novel by Mikhail Bulgakov

The White Guard (Russian: Белая гвардия) is a novel by 20th century Russian writer Mikhail Bulgakov, whose later work The Master and Margarita brought him posthumous fame.

The White Guard
title page, 1927
AuthorMikhail Bulgakov
Original titleБелая гвардия
TranslatorMarian Schwartz (first complete English edition)
PublisherХудожественная литература (Russian)
Yale University Press (English)
Publication date
Published in English
Media typePrint (hardback & paperback)
Pages310 pp

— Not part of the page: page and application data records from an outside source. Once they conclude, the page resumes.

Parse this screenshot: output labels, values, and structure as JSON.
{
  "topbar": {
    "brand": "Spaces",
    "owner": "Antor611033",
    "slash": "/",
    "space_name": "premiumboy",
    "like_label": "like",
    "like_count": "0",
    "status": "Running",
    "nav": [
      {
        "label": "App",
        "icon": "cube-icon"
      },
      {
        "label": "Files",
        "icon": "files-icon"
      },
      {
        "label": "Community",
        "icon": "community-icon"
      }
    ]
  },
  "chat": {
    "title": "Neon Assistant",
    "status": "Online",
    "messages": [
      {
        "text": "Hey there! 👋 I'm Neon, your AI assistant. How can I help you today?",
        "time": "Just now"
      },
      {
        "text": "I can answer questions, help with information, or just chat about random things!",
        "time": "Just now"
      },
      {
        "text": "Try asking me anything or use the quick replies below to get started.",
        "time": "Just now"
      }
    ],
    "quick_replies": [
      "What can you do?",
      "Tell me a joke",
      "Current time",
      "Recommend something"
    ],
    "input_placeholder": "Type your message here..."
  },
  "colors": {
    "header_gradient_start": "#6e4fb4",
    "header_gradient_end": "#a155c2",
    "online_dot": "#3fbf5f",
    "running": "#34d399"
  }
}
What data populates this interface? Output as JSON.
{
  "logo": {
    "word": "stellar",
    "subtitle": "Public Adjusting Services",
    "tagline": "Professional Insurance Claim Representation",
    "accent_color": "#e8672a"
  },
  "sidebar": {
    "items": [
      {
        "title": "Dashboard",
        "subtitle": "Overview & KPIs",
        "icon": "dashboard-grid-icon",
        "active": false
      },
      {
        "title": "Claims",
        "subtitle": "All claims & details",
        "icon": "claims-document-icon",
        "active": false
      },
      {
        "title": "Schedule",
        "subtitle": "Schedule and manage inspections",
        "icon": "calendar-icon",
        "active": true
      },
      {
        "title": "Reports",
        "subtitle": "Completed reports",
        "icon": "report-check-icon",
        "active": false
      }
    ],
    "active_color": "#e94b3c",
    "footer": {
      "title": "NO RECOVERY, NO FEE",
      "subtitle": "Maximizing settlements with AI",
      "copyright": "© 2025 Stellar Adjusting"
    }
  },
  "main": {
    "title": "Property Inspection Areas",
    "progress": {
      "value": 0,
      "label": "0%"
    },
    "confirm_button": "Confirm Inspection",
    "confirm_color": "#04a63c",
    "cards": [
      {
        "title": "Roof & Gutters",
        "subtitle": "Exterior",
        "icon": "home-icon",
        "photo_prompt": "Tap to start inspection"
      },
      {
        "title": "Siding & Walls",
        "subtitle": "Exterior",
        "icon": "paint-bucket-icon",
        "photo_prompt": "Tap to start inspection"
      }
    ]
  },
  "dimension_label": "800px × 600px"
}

The White Guard first appeared in serial form in the Soviet-era literary journal Rossiya in 1925,[1] but the magazine was closed down before the serial was completed. It was not reprinted in Russia until 1966.

The Day of the TurbinsEdit

After the first two parts of The White Guard were published in Rossiya, Bulgakov was invited to write a version for the stage. He called the play The Days of the Turbins. This was produced at the Moscow Art Theatre, to great acclaim:

"The Day of the Turbins... became a theater legend... The production ran from 1926 to 1941, it had 987 performances... Stalin... saw it no fewer than 20 times".[1]

In fact, the play completely overshadowed the book, which was in any event virtually unobtainable in any form.

Since Bulgakov was refused permission to publish his most important works, he pleaded with Stalin to be allowed to leave the country. Stalin personally arranged for a job for him at the Moscow Arts Theatre. Bulgakov was still writing and re-writing his uncompleted novel, The Master And Margarita, when he died in 1940.

His widow had The White Guard published in large part in the literary journal Moskva in 1966, at the end of the Krushchev era. This was the basis for the English translation by Michael Glenny published in 1971 (New York: McGraw-Hill; London: Collins; reissued 2005 by Academy Chicago Publishers. This lacks the dream flashback sections. In 2008 Yale University Press published a translation by Marian Schwartz of the complete novel, an edition which won an award.

The novelEdit

Set in the Ukraine, beginning in late 1918, the novel concerns the fate of the Turbin family as the various armies of the Russian Civil War – the Whites, the Reds, the Imperial German Army, and Ukrainian nationalists – fight over the city of Kiev. Historical figures such as Petlyura and Pavlo Skoropadsky appear as the Turbin family is caught up in the effects of the October Revolution.

English translationsEdit

  • translated by Michael Glenny, London, HarperCollins/Havill, 1971; New York: McGraw-Hill 1971; London, Fontana 1973;
  • translated by Marian Schwartz, Introduction by Dobrenko, Evgeny: Yale University Press, 2008. ISBN 978-0-300-15145-9

Autobiographical elementsEdit

The novel contains many autobiographical elements. Bulgakov gave the younger Turbin brother some of the characteristics of his own younger brother. The description of the house of the Turbins is that of the house of the Bulgakov family in Kiev. (Today it is preserved and operated as the Mikhail Bulgakov Museum).


  1. 1.0 1.1 Dobrenko, Evgeny: Introduction to Bulgakov, Mikhail 2008. White Guard. transl. Marian Schwartz, Yale Univerity Press, p. xix. ISBN 978-0-300-15145-9